Data items
"""

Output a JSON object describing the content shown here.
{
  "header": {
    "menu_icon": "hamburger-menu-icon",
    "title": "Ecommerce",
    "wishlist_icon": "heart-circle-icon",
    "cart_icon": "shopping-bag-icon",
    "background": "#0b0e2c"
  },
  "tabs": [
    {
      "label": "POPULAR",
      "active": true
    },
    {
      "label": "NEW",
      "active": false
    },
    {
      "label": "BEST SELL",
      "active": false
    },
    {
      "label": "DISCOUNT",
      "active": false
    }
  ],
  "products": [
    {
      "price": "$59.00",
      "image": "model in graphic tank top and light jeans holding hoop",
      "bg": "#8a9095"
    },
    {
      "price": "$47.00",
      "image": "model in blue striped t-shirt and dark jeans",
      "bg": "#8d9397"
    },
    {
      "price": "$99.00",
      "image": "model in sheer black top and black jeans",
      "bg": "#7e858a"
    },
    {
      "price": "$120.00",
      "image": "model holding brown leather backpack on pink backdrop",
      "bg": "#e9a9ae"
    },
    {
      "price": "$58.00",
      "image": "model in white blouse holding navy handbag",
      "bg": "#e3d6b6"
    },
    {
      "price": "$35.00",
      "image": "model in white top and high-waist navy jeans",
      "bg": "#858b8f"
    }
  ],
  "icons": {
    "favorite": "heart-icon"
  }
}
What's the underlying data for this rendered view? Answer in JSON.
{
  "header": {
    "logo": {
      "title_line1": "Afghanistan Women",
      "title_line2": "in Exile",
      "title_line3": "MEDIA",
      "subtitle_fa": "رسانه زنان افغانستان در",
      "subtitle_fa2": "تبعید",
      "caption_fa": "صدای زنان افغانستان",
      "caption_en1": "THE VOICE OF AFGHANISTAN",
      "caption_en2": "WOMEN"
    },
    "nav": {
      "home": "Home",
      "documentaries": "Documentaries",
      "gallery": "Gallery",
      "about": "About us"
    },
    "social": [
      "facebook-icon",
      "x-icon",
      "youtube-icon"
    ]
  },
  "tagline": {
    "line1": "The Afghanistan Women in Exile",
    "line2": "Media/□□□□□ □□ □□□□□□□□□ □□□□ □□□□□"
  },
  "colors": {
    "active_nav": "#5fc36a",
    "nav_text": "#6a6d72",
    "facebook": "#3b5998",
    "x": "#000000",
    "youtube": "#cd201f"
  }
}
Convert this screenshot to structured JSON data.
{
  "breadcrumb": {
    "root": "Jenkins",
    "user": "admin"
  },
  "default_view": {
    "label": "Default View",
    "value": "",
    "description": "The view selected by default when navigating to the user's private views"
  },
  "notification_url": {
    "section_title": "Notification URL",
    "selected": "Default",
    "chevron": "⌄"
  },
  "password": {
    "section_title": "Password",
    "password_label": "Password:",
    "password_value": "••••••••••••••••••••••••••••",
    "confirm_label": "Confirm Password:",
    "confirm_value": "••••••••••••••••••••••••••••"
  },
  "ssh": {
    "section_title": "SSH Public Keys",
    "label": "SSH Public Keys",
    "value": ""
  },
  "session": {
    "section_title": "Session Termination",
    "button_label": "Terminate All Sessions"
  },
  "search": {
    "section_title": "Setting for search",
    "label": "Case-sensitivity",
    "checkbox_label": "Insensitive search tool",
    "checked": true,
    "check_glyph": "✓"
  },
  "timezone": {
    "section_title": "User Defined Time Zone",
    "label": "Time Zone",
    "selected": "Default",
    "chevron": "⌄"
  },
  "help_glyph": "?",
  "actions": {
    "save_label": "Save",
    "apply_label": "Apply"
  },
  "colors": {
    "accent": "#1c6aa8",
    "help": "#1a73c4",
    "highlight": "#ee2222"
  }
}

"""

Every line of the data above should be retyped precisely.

Output a JSON object describing the content shown here.
{
  "header": {
    "menu_icon": "hamburger-menu-icon",
    "title": "Ecommerce",
    "wishlist_icon": "heart-circle-icon",
    "cart_icon": "shopping-bag-icon",
    "background": "#0b0e2c"
  },
  "tabs": [
    {
      "label": "POPULAR",
      "active": true
    },
    {
      "label": "NEW",
      "active": false
    },
    {
      "label": "BEST SELL",
      "active": false
    },
    {
      "label": "DISCOUNT",
      "active": false
    }
  ],
  "products": [
    {
      "price": "$59.00",
      "image": "model in graphic tank top and light jeans holding hoop",
      "bg": "#8a9095"
    },
    {
      "price": "$47.00",
      "image": "model in blue striped t-shirt and dark jeans",
      "bg": "#8d9397"
    },
    {
      "price": "$99.00",
      "image": "model in sheer black top and black jeans",
      "bg": "#7e858a"
    },
    {
      "price": "$120.00",
      "image": "model holding brown leather backpack on pink backdrop",
      "bg": "#e9a9ae"
    },
    {
      "price": "$58.00",
      "image": "model in white blouse holding navy handbag",
      "bg": "#e3d6b6"
    },
    {
      "price": "$35.00",
      "image": "model in white top and high-waist navy jeans",
      "bg": "#858b8f"
    }
  ],
  "icons": {
    "favorite": "heart-icon"
  }
}
What's the underlying data for this rendered view? Answer in JSON.
{
  "header": {
    "logo": {
      "title_line1": "Afghanistan Women",
      "title_line2": "in Exile",
      "title_line3": "MEDIA",
      "subtitle_fa": "رسانه زنان افغانستان در",
      "subtitle_fa2": "تبعید",
      "caption_fa": "صدای زنان افغانستان",
      "caption_en1": "THE VOICE OF AFGHANISTAN",
      "caption_en2": "WOMEN"
    },
    "nav": {
      "home": "Home",
      "documentaries": "Documentaries",
      "gallery": "Gallery",
      "about": "About us"
    },
    "social": [
      "facebook-icon",
      "x-icon",
      "youtube-icon"
    ]
  },
  "tagline": {
    "line1": "The Afghanistan Women in Exile",
    "line2": "Media/□□□□□ □□ □□□□□□□□□ □□□□ □□□□□"
  },
  "colors": {
    "active_nav": "#5fc36a",
    "nav_text": "#6a6d72",
    "facebook": "#3b5998",
    "x": "#000000",
    "youtube": "#cd201f"
  }
}
Convert this screenshot to structured JSON data.
{
  "breadcrumb": {
    "root": "Jenkins",
    "user": "admin"
  },
  "default_view": {
    "label": "Default View",
    "value": "",
    "description": "The view selected by default when navigating to the user's private views"
  },
  "notification_url": {
    "section_title": "Notification URL",
    "selected": "Default",
    "chevron": "⌄"
  },
  "password": {
    "section_title": "Password",
    "password_label": "Password:",
    "password_value": "••••••••••••••••••••••••••••",
    "confirm_label": "Confirm Password:",
    "confirm_value": "••••••••••••••••••••••••••••"
  },
  "ssh": {
    "section_title": "SSH Public Keys",
    "label": "SSH Public Keys",
    "value": ""
  },
  "session": {
    "section_title": "Session Termination",
    "button_label": "Terminate All Sessions"
  },
  "search": {
    "section_title": "Setting for search",
    "label": "Case-sensitivity",
    "checkbox_label": "Insensitive search tool",
    "checked": true,
    "check_glyph": "✓"
  },
  "timezone": {
    "section_title": "User Defined Time Zone",
    "label": "Time Zone",
    "selected": "Default",
    "chevron": "⌄"
  },
  "help_glyph": "?",
  "actions": {
    "save_label": "Save",
    "apply_label": "Apply"
  },
  "colors": {
    "accent": "#1c6aa8",
    "help": "#1a73c4",
    "highlight": "#ee2222"
  }
}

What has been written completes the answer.